Michigan Blood is the primary supplier for 60 hospitals in the state of Michigan. To accommodate the need of various hospitals in the state, Michigan Blood needs to accumulate more than 560 units of blood each day. So, the organization travels beyond the walls of hospitals to obtain the necessary amount of blood donations.
Michigan Blood finds effectiveness in mobile blood drives, which are responsible for acquiring 70 percent of Michigan Blood’s supply. An additional 25 percent of blood donations come from blood drives at high schools and/or colleges.
At GVSU, student organizations take an active role in sponsoring blood drives. These student organizations hold a critical role in reaching out to students and educating them on how they can donate.
Cortney Cathey, secretary of GVSU's Pre-Pharmacy Club, said the club members initiate their role by tabling the week prior to the blood drive, as well as the week during, to gain potential donors. They also send emails and make various phone calls.
“The best way to get students to donate is by word of mouth,” Cathey said.
The intent of student-organization sponsorship is that the information they provide will spread by students relaying information to their friends, hopefully accumulating more donors.
Besides the large sum of students, Amy Rotter, Michigan Blood community outreach and partner relations coordinator, said one reason for holding blood drives on campus is because of the convenience it creates for students, a factor that makes them more likely to donate.
“(Campus blood drives) make us more accessible, and students can either make an appointment ahead of time or just walk in,” Rotter said.
There is paperwork that needs to be filled out prior to giving blood, and the process for donating takes approximately an hour. This includes a health screening, the blood draw, and waiting about 15 minutes afterward for monitoring and replenishing with snacks.
“The main reason people don’t give blood is because they’re not asked,” said Liz Collver, assistant director of Student Life. “But if we all gave blood once a year, we could have such an impact.”
As a campus, GVSU was able to accumulate 647 units of blood during the 2016-17 academic year. The amount of donors during each drive is often dependent on the student organization. Each day, there are 25 to 30 time slots available for donors. The goal for Michigan Blood and the Pre-Pharmacy Club is to get at least 15 donors per day.
“Donating blood is truly a way to save lives,” Rotter said.
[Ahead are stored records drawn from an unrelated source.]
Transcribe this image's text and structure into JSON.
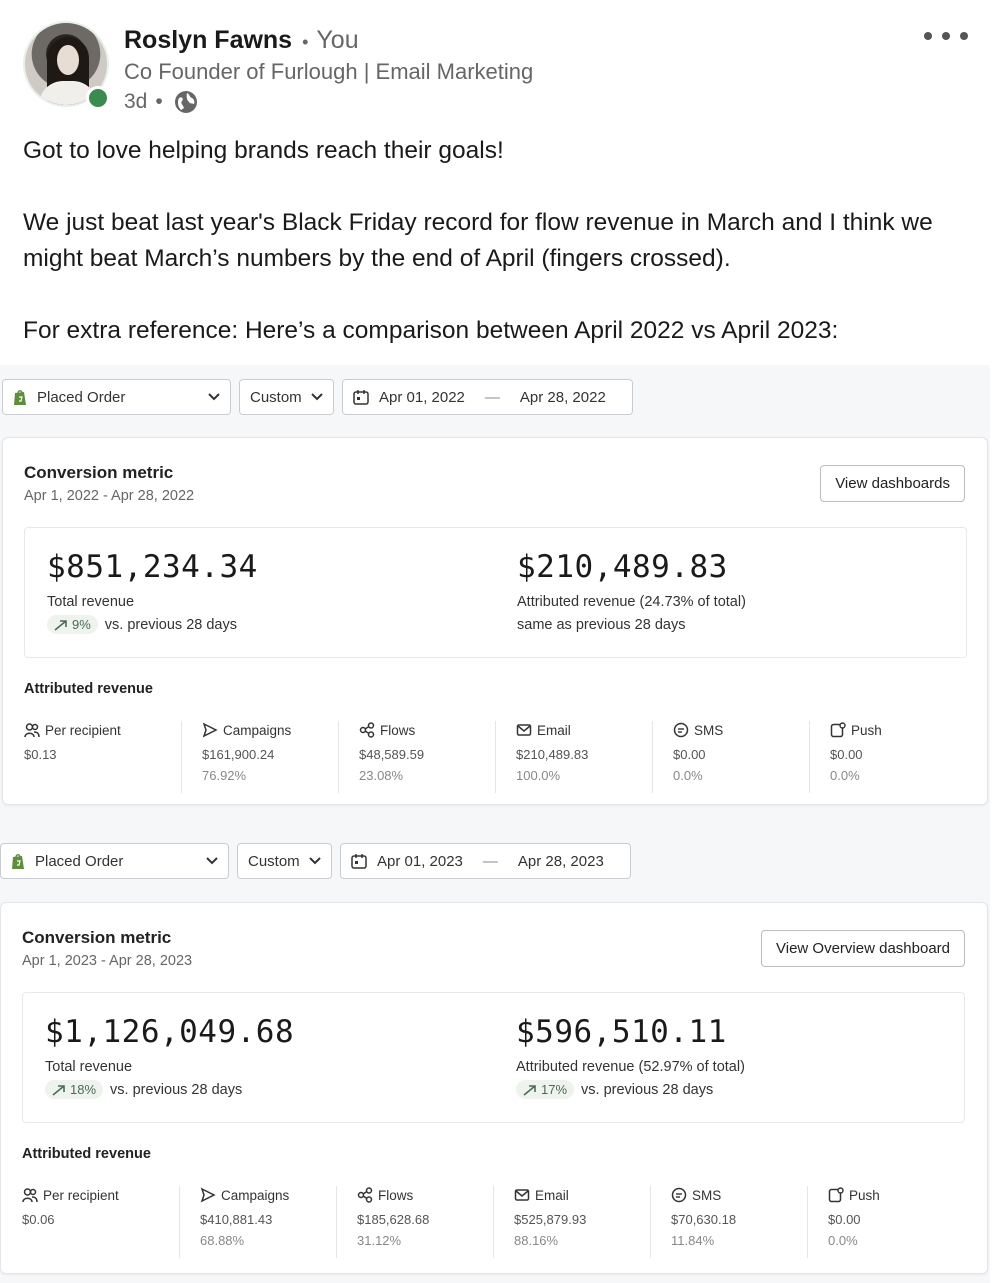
{
  "post": {
    "author": "Roslyn Fawns",
    "relation": "You",
    "headline": "Co Founder of Furlough | Email Marketing",
    "time": "3d",
    "text": [
      "Got to love helping brands reach their goals!",
      "We just beat last year's Black Friday record for flow revenue in March and I think we might beat March’s numbers by the end of April (fingers crossed).",
      "For extra reference: Here’s a comparison between April 2022 vs April 2023:"
    ]
  },
  "dashboards": [
    {
      "metric_select": "Placed Order",
      "range_type": "Custom",
      "range_start": "Apr 01, 2022",
      "range_end": "Apr 28, 2022",
      "title": "Conversion metric",
      "date_range": "Apr 1, 2022 - Apr 28, 2022",
      "button": "View dashboards",
      "total_revenue": "$851,234.34",
      "total_label": "Total revenue",
      "total_delta_pct": "9%",
      "total_delta_text": "vs. previous 28 days",
      "attributed_revenue": "$210,489.83",
      "attributed_label": "Attributed revenue (24.73% of total)",
      "attributed_delta_pct": "",
      "attributed_delta_text": "same as previous 28 days",
      "attr_title": "Attributed revenue",
      "columns": [
        {
          "label": "Per recipient",
          "value": "$0.13",
          "pct": ""
        },
        {
          "label": "Campaigns",
          "value": "$161,900.24",
          "pct": "76.92%"
        },
        {
          "label": "Flows",
          "value": "$48,589.59",
          "pct": "23.08%"
        },
        {
          "label": "Email",
          "value": "$210,489.83",
          "pct": "100.0%"
        },
        {
          "label": "SMS",
          "value": "$0.00",
          "pct": "0.0%"
        },
        {
          "label": "Push",
          "value": "$0.00",
          "pct": "0.0%"
        }
      ]
    },
    {
      "metric_select": "Placed Order",
      "range_type": "Custom",
      "range_start": "Apr 01, 2023",
      "range_end": "Apr 28, 2023",
      "title": "Conversion metric",
      "date_range": "Apr 1, 2023 - Apr 28, 2023",
      "button": "View Overview dashboard",
      "total_revenue": "$1,126,049.68",
      "total_label": "Total revenue",
      "total_delta_pct": "18%",
      "total_delta_text": "vs. previous 28 days",
      "attributed_revenue": "$596,510.11",
      "attributed_label": "Attributed revenue (52.97% of total)",
      "attributed_delta_pct": "17%",
      "attributed_delta_text": "vs. previous 28 days",
      "attr_title": "Attributed revenue",
      "columns": [
        {
          "label": "Per recipient",
          "value": "$0.06",
          "pct": ""
        },
        {
          "label": "Campaigns",
          "value": "$410,881.43",
          "pct": "68.88%"
        },
        {
          "label": "Flows",
          "value": "$185,628.68",
          "pct": "31.12%"
        },
        {
          "label": "Email",
          "value": "$525,879.93",
          "pct": "88.16%"
        },
        {
          "label": "SMS",
          "value": "$70,630.18",
          "pct": "11.84%"
        },
        {
          "label": "Push",
          "value": "$0.00",
          "pct": "0.0%"
        }
      ]
    }
  ],
  "colors": {
    "online": "#3b8a4f",
    "delta_pill_bg": "#eef3ee",
    "delta_pill_text": "#4b6b53"
  }
}
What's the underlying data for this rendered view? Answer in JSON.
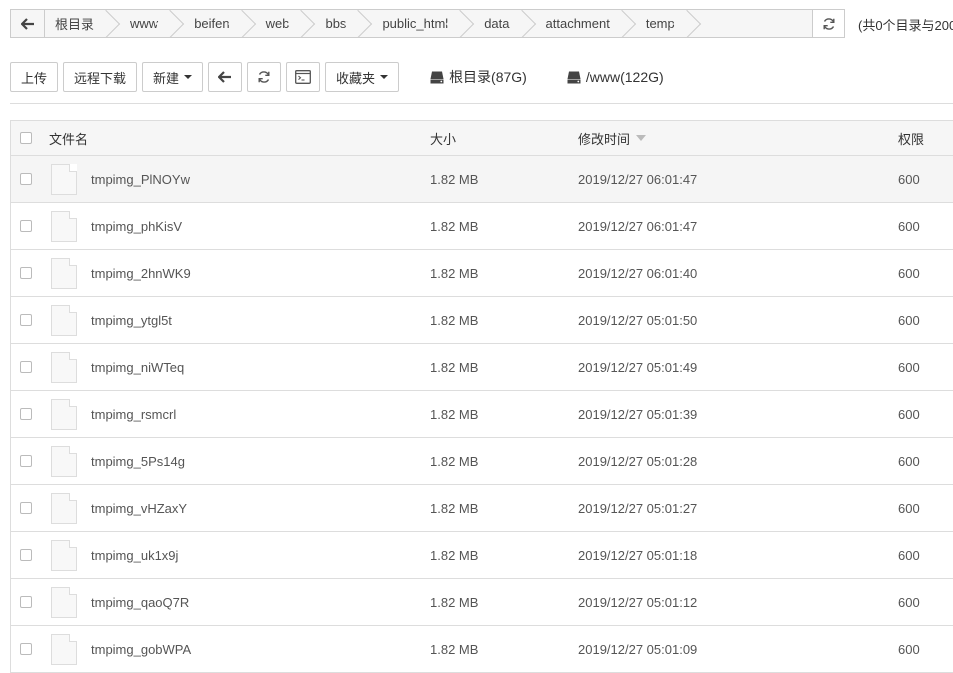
{
  "breadcrumb": {
    "items": [
      "根目录",
      "www",
      "beifen",
      "web",
      "bbs",
      "public_html",
      "data",
      "attachment",
      "temp"
    ],
    "summary": "(共0个目录与200"
  },
  "toolbar": {
    "upload": "上传",
    "remote_download": "远程下载",
    "new": "新建",
    "favorites": "收藏夹",
    "disks": [
      {
        "label": "根目录(87G)"
      },
      {
        "label": "/www(122G)"
      }
    ]
  },
  "table": {
    "headers": {
      "name": "文件名",
      "size": "大小",
      "modified": "修改时间",
      "perm": "权限"
    },
    "rows": [
      {
        "name": "tmpimg_PlNOYw",
        "size": "1.82 MB",
        "modified": "2019/12/27 06:01:47",
        "perm": "600"
      },
      {
        "name": "tmpimg_phKisV",
        "size": "1.82 MB",
        "modified": "2019/12/27 06:01:47",
        "perm": "600"
      },
      {
        "name": "tmpimg_2hnWK9",
        "size": "1.82 MB",
        "modified": "2019/12/27 06:01:40",
        "perm": "600"
      },
      {
        "name": "tmpimg_ytgl5t",
        "size": "1.82 MB",
        "modified": "2019/12/27 05:01:50",
        "perm": "600"
      },
      {
        "name": "tmpimg_niWTeq",
        "size": "1.82 MB",
        "modified": "2019/12/27 05:01:49",
        "perm": "600"
      },
      {
        "name": "tmpimg_rsmcrl",
        "size": "1.82 MB",
        "modified": "2019/12/27 05:01:39",
        "perm": "600"
      },
      {
        "name": "tmpimg_5Ps14g",
        "size": "1.82 MB",
        "modified": "2019/12/27 05:01:28",
        "perm": "600"
      },
      {
        "name": "tmpimg_vHZaxY",
        "size": "1.82 MB",
        "modified": "2019/12/27 05:01:27",
        "perm": "600"
      },
      {
        "name": "tmpimg_uk1x9j",
        "size": "1.82 MB",
        "modified": "2019/12/27 05:01:18",
        "perm": "600"
      },
      {
        "name": "tmpimg_qaoQ7R",
        "size": "1.82 MB",
        "modified": "2019/12/27 05:01:12",
        "perm": "600"
      },
      {
        "name": "tmpimg_gobWPA",
        "size": "1.82 MB",
        "modified": "2019/12/27 05:01:09",
        "perm": "600"
      }
    ]
  }
}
For more information on times and locations, visit www.gvsu.edu/events/michigan-blood-bus-blood-drive-2/.
For more information on blood donation guidelines, visit www.miblood.org/donating-blood/.